> **Task to carry out**:
Could you please reproduce the entries exactly, leaving out any pictures?

> **Data shown**:
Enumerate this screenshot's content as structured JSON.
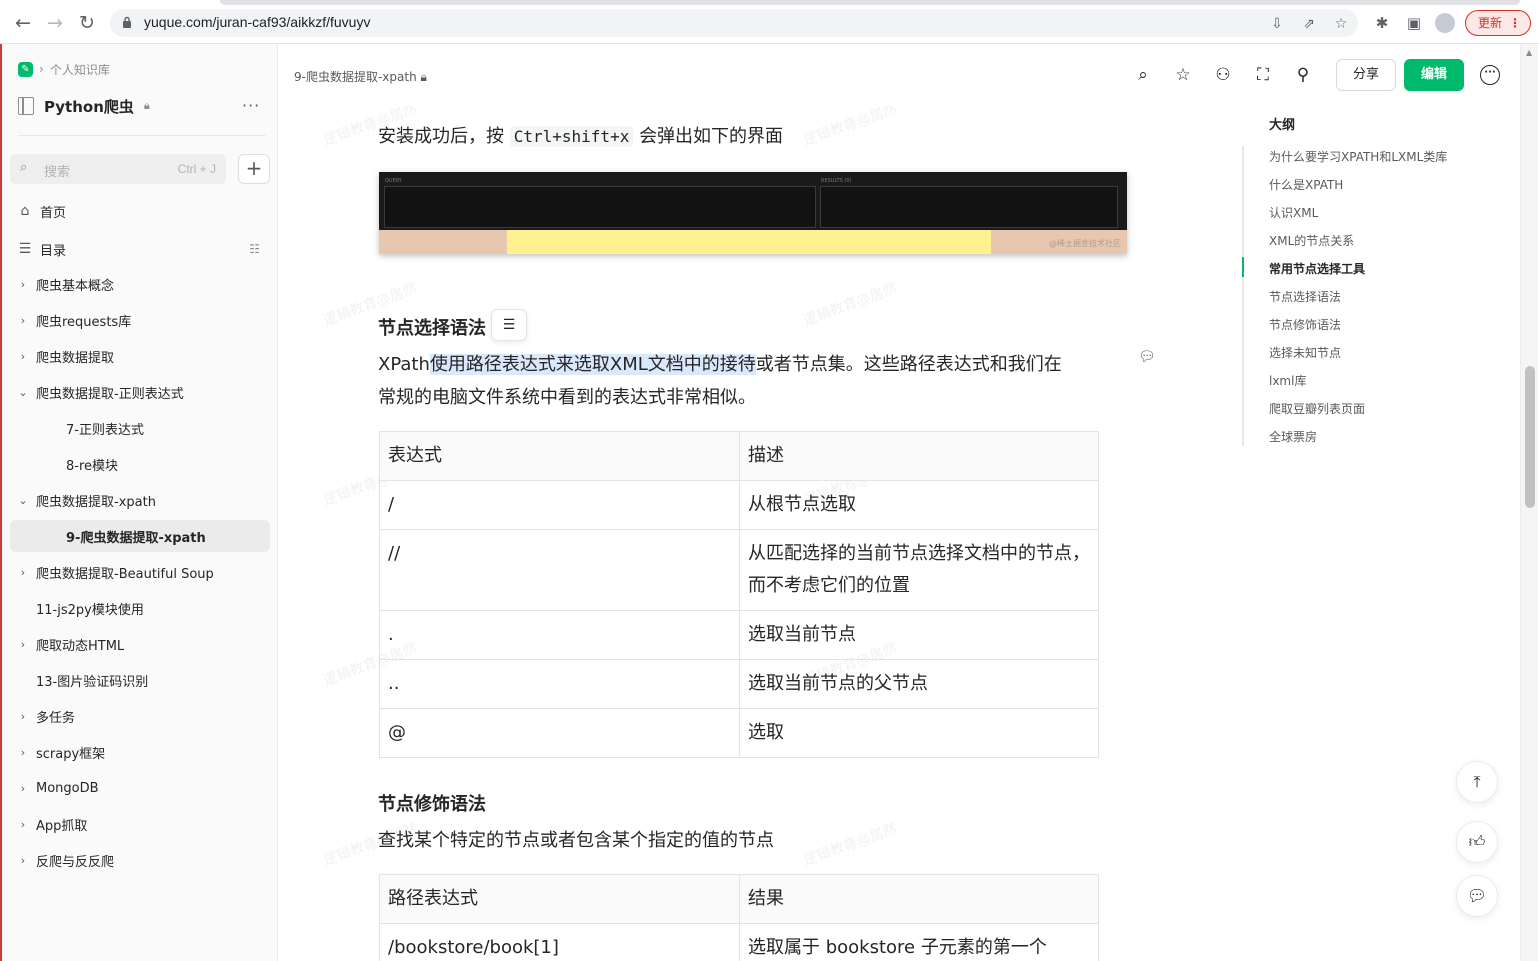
{
  "browser": {
    "url": "yuque.com/juran-caf93/aikkzf/fuvuyv",
    "update_label": "更新"
  },
  "sidebar": {
    "breadcrumb": "个人知识库",
    "kb_title": "Python爬虫",
    "search_placeholder": "搜索",
    "search_shortcut": "Ctrl + J",
    "nav": {
      "home": "首页",
      "toc": "目录"
    },
    "items": [
      {
        "label": "爬虫基本概念",
        "caret": "›"
      },
      {
        "label": "爬虫requests库",
        "caret": "›"
      },
      {
        "label": "爬虫数据提取",
        "caret": "›"
      },
      {
        "label": "爬虫数据提取-正则表达式",
        "caret": "⌄"
      },
      {
        "label": "7-正则表达式",
        "caret": ""
      },
      {
        "label": "8-re模块",
        "caret": ""
      },
      {
        "label": "爬虫数据提取-xpath",
        "caret": "⌄"
      },
      {
        "label": "9-爬虫数据提取-xpath",
        "caret": ""
      },
      {
        "label": "爬虫数据提取-Beautiful Soup",
        "caret": "›"
      },
      {
        "label": "11-js2py模块使用",
        "caret": ""
      },
      {
        "label": "爬取动态HTML",
        "caret": "›"
      },
      {
        "label": "13-图片验证码识别",
        "caret": ""
      },
      {
        "label": "多任务",
        "caret": "›"
      },
      {
        "label": "scrapy框架",
        "caret": "›"
      },
      {
        "label": "MongoDB",
        "caret": "›"
      },
      {
        "label": "App抓取",
        "caret": "›"
      },
      {
        "label": "反爬与反反爬",
        "caret": "›"
      }
    ]
  },
  "header": {
    "doc_crumb": "9-爬虫数据提取-xpath",
    "share_label": "分享",
    "edit_label": "编辑"
  },
  "doc": {
    "install_prefix": "安装成功后，按",
    "install_code": "Ctrl+shift+x",
    "install_suffix": "会弹出如下的界面",
    "screenshot": {
      "query_label": "QUERY",
      "results_label": "RESULTS (0)",
      "watermark": "@稀土掘金技术社区"
    },
    "section1_title": "节点选择语法",
    "para1_a": "XPath",
    "para1_b": "使用路径表达式来选取XML文档中的接待",
    "para1_c": "或者节点集。这些路径表达式和我们在",
    "para1_line2": "常规的电脑文件系统中看到的表达式非常相似。",
    "table1": {
      "headers": [
        "表达式",
        "描述"
      ],
      "rows": [
        [
          "/",
          "从根节点选取"
        ],
        [
          "//",
          "从匹配选择的当前节点选择文档中的节点，而不考虑它们的位置"
        ],
        [
          ".",
          "选取当前节点"
        ],
        [
          "..",
          "选取当前节点的父节点"
        ],
        [
          "@",
          "选取"
        ]
      ]
    },
    "section2_title": "节点修饰语法",
    "para2": "查找某个特定的节点或者包含某个指定的值的节点",
    "table2": {
      "headers": [
        "路径表达式",
        "结果"
      ],
      "rows": [
        [
          "/bookstore/book[1]",
          "选取属于 bookstore 子元素的第一个"
        ]
      ]
    },
    "watermark_text": "逻辑教育@居然"
  },
  "outline": {
    "title": "大纲",
    "items": [
      "为什么要学习XPATH和LXML类库",
      "什么是XPATH",
      "认识XML",
      "XML的节点关系",
      "常用节点选择工具",
      "节点选择语法",
      "节点修饰语法",
      "选择未知节点",
      "lxml库",
      "爬取豆瓣列表页面",
      "全球票房"
    ],
    "active_index": 4
  },
  "colors": {
    "brand": "#00b96b",
    "update": "#d93025"
  }
}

> **Task result**:
Enumerate this screenshot's content as structured JSON.
{
  "browser": {
    "url": "yuque.com/juran-caf93/aikkzf/fuvuyv",
    "update_label": "更新"
  },
  "sidebar": {
    "breadcrumb": "个人知识库",
    "kb_title": "Python爬虫",
    "search_placeholder": "搜索",
    "search_shortcut": "Ctrl + J",
    "nav": {
      "home": "首页",
      "toc": "目录"
    },
    "items": [
      {
        "label": "爬虫基本概念",
        "caret": "›"
      },
      {
        "label": "爬虫requests库",
        "caret": "›"
      },
      {
        "label": "爬虫数据提取",
        "caret": "›"
      },
      {
        "label": "爬虫数据提取-正则表达式",
        "caret": "⌄"
      },
      {
        "label": "7-正则表达式",
        "caret": ""
      },
      {
        "label": "8-re模块",
        "caret": ""
      },
      {
        "label": "爬虫数据提取-xpath",
        "caret": "⌄"
      },
      {
        "label": "9-爬虫数据提取-xpath",
        "caret": ""
      },
      {
        "label": "爬虫数据提取-Beautiful Soup",
        "caret": "›"
      },
      {
        "label": "11-js2py模块使用",
        "caret": ""
      },
      {
        "label": "爬取动态HTML",
        "caret": "›"
      },
      {
        "label": "13-图片验证码识别",
        "caret": ""
      },
      {
        "label": "多任务",
        "caret": "›"
      },
      {
        "label": "scrapy框架",
        "caret": "›"
      },
      {
        "label": "MongoDB",
        "caret": "›"
      },
      {
        "label": "App抓取",
        "caret": "›"
      },
      {
        "label": "反爬与反反爬",
        "caret": "›"
      }
    ]
  },
  "header": {
    "doc_crumb": "9-爬虫数据提取-xpath",
    "share_label": "分享",
    "edit_label": "编辑"
  },
  "doc": {
    "install_prefix": "安装成功后，按",
    "install_code": "Ctrl+shift+x",
    "install_suffix": "会弹出如下的界面",
    "screenshot": {
      "query_label": "QUERY",
      "results_label": "RESULTS (0)",
      "watermark": "@稀土掘金技术社区"
    },
    "section1_title": "节点选择语法",
    "para1_a": "XPath",
    "para1_b": "使用路径表达式来选取XML文档中的接待",
    "para1_c": "或者节点集。这些路径表达式和我们在",
    "para1_line2": "常规的电脑文件系统中看到的表达式非常相似。",
    "table1": {
      "headers": [
        "表达式",
        "描述"
      ],
      "rows": [
        [
          "/",
          "从根节点选取"
        ],
        [
          "//",
          "从匹配选择的当前节点选择文档中的节点，而不考虑它们的位置"
        ],
        [
          ".",
          "选取当前节点"
        ],
        [
          "..",
          "选取当前节点的父节点"
        ],
        [
          "@",
          "选取"
        ]
      ]
    },
    "section2_title": "节点修饰语法",
    "para2": "查找某个特定的节点或者包含某个指定的值的节点",
    "table2": {
      "headers": [
        "路径表达式",
        "结果"
      ],
      "rows": [
        [
          "/bookstore/book[1]",
          "选取属于 bookstore 子元素的第一个"
        ]
      ]
    },
    "watermark_text": "逻辑教育@居然"
  },
  "outline": {
    "title": "大纲",
    "items": [
      "为什么要学习XPATH和LXML类库",
      "什么是XPATH",
      "认识XML",
      "XML的节点关系",
      "常用节点选择工具",
      "节点选择语法",
      "节点修饰语法",
      "选择未知节点",
      "lxml库",
      "爬取豆瓣列表页面",
      "全球票房"
    ],
    "active_index": 4
  },
  "colors": {
    "brand": "#00b96b",
    "update": "#d93025"
  }
}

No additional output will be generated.